Thank you @PlasticNerd and Gary Quail. A worthwhile trip for my wife and me, seeing and taking care of old bike stuff, visiting a friends, and enjoying the entire day in beautiful Santa Cruz.
It’s time to address a drop stand on this project. This early Schwinn version was not their best setup. Tried it on this ’36 La Salle, worked, but didn’t like the way the stand looked on this bike. When the stand was down, it leaned forward too much and didn’t align with the vertical fender brace. When the stand is up, it was too long past the fender which places a lot of stress and causing the common fender tear that you see often.
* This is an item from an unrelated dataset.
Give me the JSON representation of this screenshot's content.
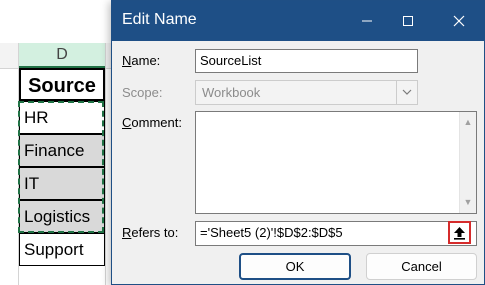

And lastly, sagged when up, didn’t align with the chain stay.
too much forward lean
Look at how much to modify. You understand why fenders tear.
Time to modify this early Schwinn version drop stand. Drilled out the original rivets. Brought the ears and legs to my friend Devon, who welded in the 4 holes, 2 on the ears, and two on the legs. Mounted a rear wheel to mock up the stand, carefully making sure I had the setup right, lining up with the vertical fender brace, the chain stay, and shortening the stand not too much that when down, the tire is rubbing on the stand but enough that the stand, when up, doesn’t go way past the fender. Got to comprise a little on the latter two.
Will not use an original tempered Schwinn clip
Simulating from a later version Schwinn drop stand. For some reason, this stand had straight legs.
I cut the legs down removing around ¼” off the length. Drilled holes on the legs, and once I mocked up the legs on the ears, carefully marked where I needed to drill. This was important, because if off just by a little, it will not line up to the vertical fender brace. I know, because I had to do this twice. That meant filling in the holes on the ears a second time. My mistake.
Filling in my mistake. Don't mind my amateur welding.
Once everything was cut and drilled, dry fit nicely, what type of fastener options did I have? Originally fastened with cold rivets, I wanted to do the same. Didn’t have any of course. My friend recommended a 16 penny construction nail. It’s the same process, and to my surprise, it worked like a charm. Elation on my part.
After clean up and rounding the tops of the legs
My buddy's idea of a cold rivet...
...using a common 16 penny construction nail.
our version of a cold rivet
I also upgraded my rear fender tail reinforcement specifically for the drop stands. Remember on my ’36 DBR, I added an additional metal cut from an old fender? When I was searching to do the same on this ’36 La Salle, I realized the fender tail of lightweight Schwinn fenders had this lip at the bottom. Makes sense and stronger. So that’s what I ended up using. And while I was at it, I also replaced the first mod on “Cochina” with this new and stronger upgrade.
After cutting and shaping, primed and painted. Left one is for our '36 DBR and right one is for this project
In the end, the changes on the stand came out great. Yeah, it took some time and several days to make it right. For me because I dig these drop stands on old bikes, it’s worth the effort I think. Hopefully this could be of service to those who are on the fence about these stands. If setup correctly, these drop stands are awesome.